RUGPAO, SUNGWAL MD, MSc*; SRIPLIENCHAN, SOMCHAI MD, MPH; RUNGRUENGTHANAKIT, KITTIPONG MSc; LAMLERTKITTIKUL, SURACHAI MD§; PINJAREON, SUTHAM MD; WERAWATAKUL, YUTHAPONG MD; RUENGKRIS, TOSAPORN MD**; SINCHAI, WANIDA MD††; LIMTRAKUL, ARAM MD‡‡; KOONLERTKIT, SOMPONG MD*; MORRISON, CHARLES S. PhD§§; CELENTANO, DAVID D. PhD

Sexually Transmitted Diseases: July 2008 - Volume 35 - Issue 7 - p 643-648
doi: 10.1097/OLQ.0b013e31816f70f2
Article

Objective: To determine risk factors for incident bacterial vaginosis (BV) in young Thai women.

Study Design: Prospective data from a cohort of 1522 women aged 18 to 35 years, who were enrolled in a study of hormonal contraception and HIV acquisition, were used to evaluate potential risk factors for BV, as diagnosed by Amsel criteria.

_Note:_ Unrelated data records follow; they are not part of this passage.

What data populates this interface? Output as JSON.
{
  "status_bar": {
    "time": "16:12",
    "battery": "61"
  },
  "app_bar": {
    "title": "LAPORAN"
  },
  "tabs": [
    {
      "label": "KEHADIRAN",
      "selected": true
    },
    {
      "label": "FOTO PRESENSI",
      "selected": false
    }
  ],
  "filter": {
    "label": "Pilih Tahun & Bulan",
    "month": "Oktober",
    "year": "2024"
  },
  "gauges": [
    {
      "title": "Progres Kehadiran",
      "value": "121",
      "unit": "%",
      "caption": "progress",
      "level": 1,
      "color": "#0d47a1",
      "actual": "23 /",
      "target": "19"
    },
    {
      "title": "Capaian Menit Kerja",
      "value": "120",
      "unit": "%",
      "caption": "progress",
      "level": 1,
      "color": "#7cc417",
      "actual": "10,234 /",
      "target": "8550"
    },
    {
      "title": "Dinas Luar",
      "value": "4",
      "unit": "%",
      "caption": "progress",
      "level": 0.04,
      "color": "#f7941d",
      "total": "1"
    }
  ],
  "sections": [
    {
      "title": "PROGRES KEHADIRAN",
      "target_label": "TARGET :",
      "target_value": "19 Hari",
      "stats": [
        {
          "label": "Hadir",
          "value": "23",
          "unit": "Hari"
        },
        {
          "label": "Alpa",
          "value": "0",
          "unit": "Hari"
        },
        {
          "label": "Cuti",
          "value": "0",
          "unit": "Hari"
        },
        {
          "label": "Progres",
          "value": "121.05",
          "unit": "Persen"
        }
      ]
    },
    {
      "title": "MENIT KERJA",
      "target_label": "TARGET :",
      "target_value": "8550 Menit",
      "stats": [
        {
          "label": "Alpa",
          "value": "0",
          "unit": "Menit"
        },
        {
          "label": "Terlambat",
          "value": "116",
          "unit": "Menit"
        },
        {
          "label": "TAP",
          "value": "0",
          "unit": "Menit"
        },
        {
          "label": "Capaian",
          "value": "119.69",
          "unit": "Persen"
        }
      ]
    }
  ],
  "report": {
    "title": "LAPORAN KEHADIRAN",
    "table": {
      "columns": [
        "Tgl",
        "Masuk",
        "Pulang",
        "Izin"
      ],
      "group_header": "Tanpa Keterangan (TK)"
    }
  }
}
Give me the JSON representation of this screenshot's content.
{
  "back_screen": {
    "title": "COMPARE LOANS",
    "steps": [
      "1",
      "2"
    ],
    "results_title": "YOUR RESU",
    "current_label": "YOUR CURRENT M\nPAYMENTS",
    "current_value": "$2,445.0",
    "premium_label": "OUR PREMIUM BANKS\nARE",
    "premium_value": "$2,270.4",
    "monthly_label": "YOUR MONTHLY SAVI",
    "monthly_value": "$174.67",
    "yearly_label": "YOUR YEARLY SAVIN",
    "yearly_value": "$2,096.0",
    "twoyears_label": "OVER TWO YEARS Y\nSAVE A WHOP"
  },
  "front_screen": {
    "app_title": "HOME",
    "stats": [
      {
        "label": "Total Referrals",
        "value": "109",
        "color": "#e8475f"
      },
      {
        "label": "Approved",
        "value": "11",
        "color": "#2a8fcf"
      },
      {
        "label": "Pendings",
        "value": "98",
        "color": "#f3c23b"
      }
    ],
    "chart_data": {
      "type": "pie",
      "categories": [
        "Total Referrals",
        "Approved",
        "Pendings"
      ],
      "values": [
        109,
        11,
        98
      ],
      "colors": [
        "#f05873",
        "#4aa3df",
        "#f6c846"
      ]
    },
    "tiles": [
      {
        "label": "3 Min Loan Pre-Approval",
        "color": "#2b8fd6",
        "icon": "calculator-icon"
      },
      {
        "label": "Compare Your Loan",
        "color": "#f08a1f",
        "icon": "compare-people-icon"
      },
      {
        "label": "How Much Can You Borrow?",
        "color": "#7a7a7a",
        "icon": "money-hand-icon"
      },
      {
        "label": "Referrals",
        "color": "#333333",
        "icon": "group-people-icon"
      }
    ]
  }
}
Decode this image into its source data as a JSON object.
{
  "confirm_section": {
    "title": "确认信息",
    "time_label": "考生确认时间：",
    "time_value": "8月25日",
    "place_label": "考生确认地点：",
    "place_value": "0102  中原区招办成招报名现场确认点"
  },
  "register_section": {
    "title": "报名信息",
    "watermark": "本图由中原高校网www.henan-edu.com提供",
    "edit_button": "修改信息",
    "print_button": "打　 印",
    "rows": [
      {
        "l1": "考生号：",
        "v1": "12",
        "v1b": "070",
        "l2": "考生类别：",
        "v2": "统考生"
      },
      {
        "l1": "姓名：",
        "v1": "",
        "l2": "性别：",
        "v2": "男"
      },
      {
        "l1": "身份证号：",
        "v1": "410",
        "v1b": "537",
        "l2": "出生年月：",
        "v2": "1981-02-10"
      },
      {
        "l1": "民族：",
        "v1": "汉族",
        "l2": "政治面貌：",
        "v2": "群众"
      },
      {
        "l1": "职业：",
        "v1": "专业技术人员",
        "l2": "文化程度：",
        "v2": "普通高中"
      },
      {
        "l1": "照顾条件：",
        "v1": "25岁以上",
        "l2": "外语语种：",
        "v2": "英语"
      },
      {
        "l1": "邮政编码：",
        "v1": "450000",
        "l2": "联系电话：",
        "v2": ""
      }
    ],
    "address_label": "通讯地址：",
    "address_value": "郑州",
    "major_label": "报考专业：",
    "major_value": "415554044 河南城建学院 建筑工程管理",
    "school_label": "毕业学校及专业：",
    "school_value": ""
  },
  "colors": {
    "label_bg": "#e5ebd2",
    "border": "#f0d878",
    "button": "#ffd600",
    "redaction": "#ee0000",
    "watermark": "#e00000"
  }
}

Results: The median prevalence of BV from 3 to 24 months of follow-up visits was 2.5%. The BV incidence was 10.0 per 100-woman years. Statistically significant factors in multivariable analysis were sex during menstruation [hazard ratio (HR), 1.80; 95% CI, 1.11–2.92], male partners having sex with other women (HR, 2.3; 95% CI, 1.45–2.98), cigarette smoking (HR, 1.79; 95% CI, 1.08–2.98), and trichomoniasis (HR, 15.68; 95% CI, 4.95–49.68). Intravaginal practices were not associated with incident BV in unadjusted or adjusted analysis.

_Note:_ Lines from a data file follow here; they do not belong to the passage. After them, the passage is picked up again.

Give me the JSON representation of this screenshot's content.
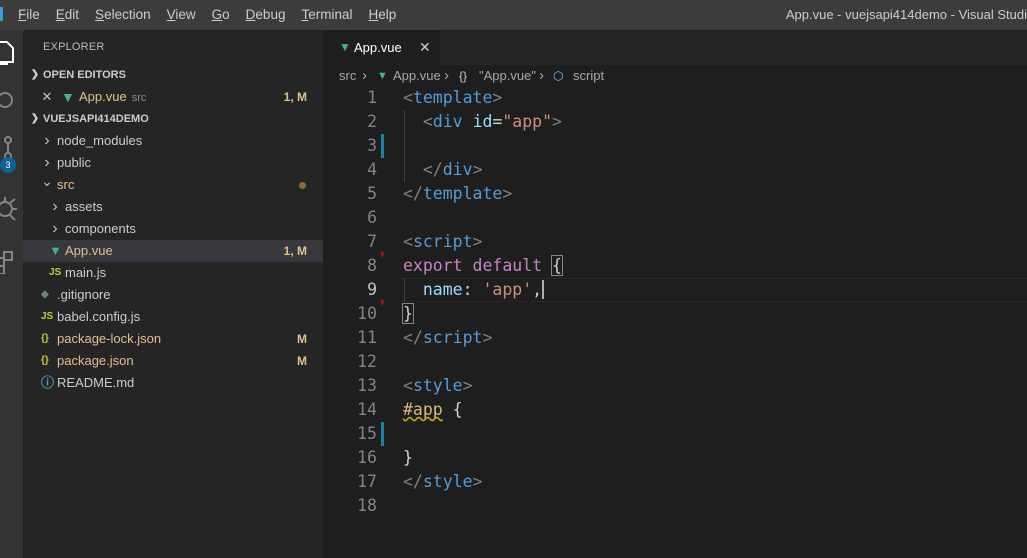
{
  "menubar": {
    "items": [
      {
        "pre": "",
        "u": "F",
        "post": "ile"
      },
      {
        "pre": "",
        "u": "E",
        "post": "dit"
      },
      {
        "pre": "",
        "u": "S",
        "post": "election"
      },
      {
        "pre": "",
        "u": "V",
        "post": "iew"
      },
      {
        "pre": "",
        "u": "G",
        "post": "o"
      },
      {
        "pre": "",
        "u": "D",
        "post": "ebug"
      },
      {
        "pre": "",
        "u": "T",
        "post": "erminal"
      },
      {
        "pre": "",
        "u": "H",
        "post": "elp"
      }
    ],
    "window_title": "App.vue - vuejsapi414demo - Visual Studi"
  },
  "activitybar": {
    "icons": [
      "files-icon",
      "search-icon",
      "source-control-icon",
      "debug-icon",
      "extensions-icon"
    ],
    "scm_badge": "3"
  },
  "sidebar": {
    "title": "EXPLORER",
    "open_editors": {
      "label": "OPEN EDITORS",
      "items": [
        {
          "name": "App.vue",
          "desc": "src",
          "deco": "1, M"
        }
      ]
    },
    "project": {
      "label": "VUEJSAPI414DEMO",
      "tree": [
        {
          "name": "node_modules",
          "kind": "folder",
          "state": "collapsed",
          "depth": 0
        },
        {
          "name": "public",
          "kind": "folder",
          "state": "collapsed",
          "depth": 0
        },
        {
          "name": "src",
          "kind": "folder",
          "state": "expanded",
          "depth": 0
        },
        {
          "name": "assets",
          "kind": "folder",
          "state": "collapsed",
          "depth": 1
        },
        {
          "name": "components",
          "kind": "folder",
          "state": "collapsed",
          "depth": 1
        },
        {
          "name": "App.vue",
          "kind": "vue",
          "depth": 1,
          "deco": "1, M"
        },
        {
          "name": "main.js",
          "kind": "js",
          "icon_text": "JS",
          "depth": 1
        },
        {
          "name": ".gitignore",
          "kind": "git",
          "depth": 0
        },
        {
          "name": "babel.config.js",
          "kind": "js",
          "icon_text": "JS",
          "depth": 0
        },
        {
          "name": "package-lock.json",
          "kind": "json",
          "icon_text": "{}",
          "depth": 0,
          "deco": "M"
        },
        {
          "name": "package.json",
          "kind": "json",
          "icon_text": "{}",
          "depth": 0,
          "deco": "M"
        },
        {
          "name": "README.md",
          "kind": "info",
          "depth": 0
        }
      ]
    }
  },
  "editor": {
    "tab": {
      "label": "App.vue",
      "close": "✕"
    },
    "breadcrumb": [
      "src",
      "App.vue",
      "\"App.vue\"",
      "script"
    ],
    "lines": [
      [
        [
          "punc",
          "<"
        ],
        [
          "tag",
          "template"
        ],
        [
          "punc",
          ">"
        ]
      ],
      [
        [
          "plain",
          "  "
        ],
        [
          "punc",
          "<"
        ],
        [
          "tag",
          "div"
        ],
        [
          "plain",
          " "
        ],
        [
          "attr",
          "id"
        ],
        [
          "plain",
          "="
        ],
        [
          "str",
          "\"app\""
        ],
        [
          "punc",
          ">"
        ]
      ],
      [],
      [
        [
          "plain",
          "  "
        ],
        [
          "punc",
          "</"
        ],
        [
          "tag",
          "div"
        ],
        [
          "punc",
          ">"
        ]
      ],
      [
        [
          "punc",
          "</"
        ],
        [
          "tag",
          "template"
        ],
        [
          "punc",
          ">"
        ]
      ],
      [],
      [
        [
          "punc",
          "<"
        ],
        [
          "tag",
          "script"
        ],
        [
          "punc",
          ">"
        ]
      ],
      [
        [
          "kw",
          "export"
        ],
        [
          "plain",
          " "
        ],
        [
          "kw",
          "default"
        ],
        [
          "plain",
          " "
        ],
        [
          "brace",
          "{"
        ]
      ],
      [
        [
          "plain",
          "  "
        ],
        [
          "attr",
          "name"
        ],
        [
          "plain",
          ": "
        ],
        [
          "str",
          "'app'"
        ],
        [
          "plain",
          ","
        ]
      ],
      [
        [
          "brace",
          "}"
        ]
      ],
      [
        [
          "punc",
          "</"
        ],
        [
          "tag",
          "script"
        ],
        [
          "punc",
          ">"
        ]
      ],
      [],
      [
        [
          "punc",
          "<"
        ],
        [
          "tag",
          "style"
        ],
        [
          "punc",
          ">"
        ]
      ],
      [
        [
          "selsq",
          "#app"
        ],
        [
          "plain",
          " {"
        ]
      ],
      [],
      [
        [
          "plain",
          "}"
        ]
      ],
      [
        [
          "punc",
          "</"
        ],
        [
          "tag",
          "style"
        ],
        [
          "punc",
          ">"
        ]
      ],
      []
    ],
    "line_numbers": [
      "1",
      "2",
      "3",
      "4",
      "5",
      "6",
      "7",
      "8",
      "9",
      "10",
      "11",
      "12",
      "13",
      "14",
      "15",
      "16",
      "17",
      "18"
    ]
  }
}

Conclusions: This study supports the association between sexual behaviors and the incident BV. Failure to detect an association between intravaginal practices and incident BV warrants further studies in high-risk populations or in women with a higher prevalence of intravaginal practices.

Sexual behaviors, but not intravaginal practices were found to be associated with incident BV in young adult Thai women attending family planning clinics.

From the *Department of Obstetrics and Gynecology, Faculty of Medicine, Chiang Mai University, Chiang Mai, Thailand; †Department of Epidemiology, Johns Hopkins University, Bloomberg School of Public Health, Baltimore, Maryland; ‡Research Institute for Health Sciences, Chiang Mai University, Chiang Mai, Thailand; §Department of Obstetrics and Gynecology, Hat Yai Hospital, Songkla, Thailand; ¶Department of Obstetrics and Gynecology, Faculty of Medicine, Prince of Songkla University, Songkla, Thailand; ∥Department of Obstetrics and Gynecology, Faculty of Medicine, Khon Kaen University, Khon Kaen, Thailand; **Department of Obstetrics and Gynecology, Rajavithi Hospital, Bangkok, Thailand; ††Health Promotion Center, Region 6, Khon Kaen, Thailand; ‡‡Health Promotion Center, Region 10, Chiang Mai, Thailand; and §§Family Health International, Durham, North Carolina

Correspondence: Sungwal Rugpao, MD, MSc, Department of Obstetrics and Gynecology, Faculty of Medicine, Chiang Mai University, Chiang Mai, 50200, Thailand. E-mail: surugpao@mail.med.cmu.ac.th.

Received for publication May 21, 2007, and accepted February 10, 2008.

© Copyright 2008 American Sexually Transmitted Diseases Association